Then I found CensusMate, a handy census utility by John L. Haynes that stacks data in a grid for easier analysis. Instead of the typical individual census extracts, Mr. Haynes proposes a timeline arrangement for data from pre-1850 censuses. Males are placed on one line, with females listed below using the same age brackets. This allows the researcher to follow a given individual from decade to decade and to see patterns within family groups.
I applied Mr. Haynes principles to my study of Henry Winsor using the family of Henry’s guardian as my subject. Would Henry fit into this family grouping?
The example shows that in 1820 (before Henry was born) the Dyer family included 2 boys and 1 girl 0-9, 2 boys and 2 girls 19-15, 2 boys and 1 girl 16-25, 1 male over 45, and 1 female 26-44.
In 1830, when Henry was 9 years old, but one year before Edward Dyer was appointed his guardian, the Dyer family could account for the children in the 1820 census PLUS 2 boys and 1 girl 10-19, and 1 girl 5-9, as well as older adult children.
In 1840, the same pattern appears. The Dyer family suddenly includes 1 boy 10-14 and 2 boys 15-19. These children do not appear in the corresponding age brackets for the 1830 census.

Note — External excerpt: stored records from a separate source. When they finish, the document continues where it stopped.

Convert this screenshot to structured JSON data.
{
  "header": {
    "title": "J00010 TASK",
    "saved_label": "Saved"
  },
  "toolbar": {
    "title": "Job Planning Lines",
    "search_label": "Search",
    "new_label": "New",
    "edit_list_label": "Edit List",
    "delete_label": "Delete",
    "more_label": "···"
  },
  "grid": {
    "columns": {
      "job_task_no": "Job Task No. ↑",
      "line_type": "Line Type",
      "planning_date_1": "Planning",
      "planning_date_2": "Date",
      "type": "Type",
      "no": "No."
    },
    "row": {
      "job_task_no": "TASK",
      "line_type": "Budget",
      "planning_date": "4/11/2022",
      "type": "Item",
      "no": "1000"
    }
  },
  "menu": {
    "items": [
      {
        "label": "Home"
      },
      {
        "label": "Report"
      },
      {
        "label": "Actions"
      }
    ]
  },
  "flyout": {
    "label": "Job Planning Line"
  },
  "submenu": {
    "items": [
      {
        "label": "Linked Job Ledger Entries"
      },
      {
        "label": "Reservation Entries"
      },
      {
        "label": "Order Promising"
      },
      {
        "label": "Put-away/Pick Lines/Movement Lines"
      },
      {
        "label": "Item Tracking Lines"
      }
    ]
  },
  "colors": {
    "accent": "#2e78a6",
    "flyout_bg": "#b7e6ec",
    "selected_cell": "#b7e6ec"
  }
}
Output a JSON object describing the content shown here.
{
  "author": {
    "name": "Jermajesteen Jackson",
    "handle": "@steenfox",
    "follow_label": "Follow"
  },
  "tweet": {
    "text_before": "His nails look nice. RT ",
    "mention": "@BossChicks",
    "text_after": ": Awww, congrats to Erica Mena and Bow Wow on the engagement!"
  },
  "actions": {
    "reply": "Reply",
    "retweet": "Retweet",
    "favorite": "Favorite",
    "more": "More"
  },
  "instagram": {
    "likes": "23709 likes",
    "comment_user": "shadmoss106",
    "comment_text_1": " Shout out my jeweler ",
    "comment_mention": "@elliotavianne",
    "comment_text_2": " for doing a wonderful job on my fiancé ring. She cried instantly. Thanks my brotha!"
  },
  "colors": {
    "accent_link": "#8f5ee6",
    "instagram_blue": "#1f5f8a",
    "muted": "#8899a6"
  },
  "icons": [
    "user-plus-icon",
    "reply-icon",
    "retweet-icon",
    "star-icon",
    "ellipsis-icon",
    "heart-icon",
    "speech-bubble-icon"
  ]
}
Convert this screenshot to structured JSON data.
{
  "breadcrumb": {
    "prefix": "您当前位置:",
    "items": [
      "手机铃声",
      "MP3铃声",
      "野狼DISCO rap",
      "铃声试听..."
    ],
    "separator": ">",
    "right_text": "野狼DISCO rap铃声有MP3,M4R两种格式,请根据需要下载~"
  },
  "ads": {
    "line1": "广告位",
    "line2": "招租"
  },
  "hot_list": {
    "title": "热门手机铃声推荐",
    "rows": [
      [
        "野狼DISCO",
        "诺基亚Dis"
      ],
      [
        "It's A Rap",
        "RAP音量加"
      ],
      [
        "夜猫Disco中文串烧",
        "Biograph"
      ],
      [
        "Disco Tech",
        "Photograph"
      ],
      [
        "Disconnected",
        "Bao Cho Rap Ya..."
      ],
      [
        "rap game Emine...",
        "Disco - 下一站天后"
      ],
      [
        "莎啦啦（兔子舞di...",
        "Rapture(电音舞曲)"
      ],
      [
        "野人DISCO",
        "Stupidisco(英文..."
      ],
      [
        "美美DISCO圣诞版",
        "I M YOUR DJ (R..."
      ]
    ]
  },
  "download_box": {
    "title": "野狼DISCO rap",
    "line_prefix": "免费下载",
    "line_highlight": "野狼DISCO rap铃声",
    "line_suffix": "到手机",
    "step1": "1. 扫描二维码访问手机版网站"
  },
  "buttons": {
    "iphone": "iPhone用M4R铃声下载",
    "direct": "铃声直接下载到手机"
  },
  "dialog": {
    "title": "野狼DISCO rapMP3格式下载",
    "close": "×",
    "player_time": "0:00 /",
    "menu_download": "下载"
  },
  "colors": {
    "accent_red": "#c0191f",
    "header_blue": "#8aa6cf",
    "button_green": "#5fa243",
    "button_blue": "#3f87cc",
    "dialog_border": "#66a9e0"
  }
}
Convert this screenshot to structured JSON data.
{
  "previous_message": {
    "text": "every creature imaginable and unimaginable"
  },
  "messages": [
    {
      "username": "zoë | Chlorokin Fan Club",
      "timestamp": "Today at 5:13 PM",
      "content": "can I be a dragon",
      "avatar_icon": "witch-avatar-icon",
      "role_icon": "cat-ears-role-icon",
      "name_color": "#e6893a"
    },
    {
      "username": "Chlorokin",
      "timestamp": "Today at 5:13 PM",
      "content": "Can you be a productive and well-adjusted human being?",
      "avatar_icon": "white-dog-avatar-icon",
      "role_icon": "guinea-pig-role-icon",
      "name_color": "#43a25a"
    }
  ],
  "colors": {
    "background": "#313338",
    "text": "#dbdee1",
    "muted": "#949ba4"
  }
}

My ancestor, Henry M. was 9 years old in 1830 and does not appear in Edward Dyer’s household. Perhaps he was living with a relative or neighbor until the court order of 1831 appointed Dyer as Henry’s legal guardian. In 1840, Henry could have been one of the two 15-19 year olds listed in Dyer’s household. Where did the other boys come from?
I wonder if Edward Dyer had the social and financial standing to act as a guardian or foster parents for other children. In 1820 the Dyers had 3 children age 0-9; in 1830 these 3 children should have fallen into the 10-19 age bracket; however, this age group shows a total of 6 children. Again, in 1830 the Dyers had 1 child under 9; in 1840 they had 4 children 10-19. It looks like the Dyers were taking in the children of relatives or others in the community.
John Haynes CensusMate forms makes such relationships much more clear. Additional forms assist the researcher in determining birth or death years by using the stacked census data and the linear timeline.
By using CensusMate, I discovered a new avenue of research: the Edward Dyer family. A brief Google search shows numerous hits; the Dyers seem to be a well-established Vermont family. Perhaps further research will lead to information about their children and household, and maybe even my elusive ancestor, Henry M. Winsor. Thank you, Mr. Haynes. CensusMate is a GEM!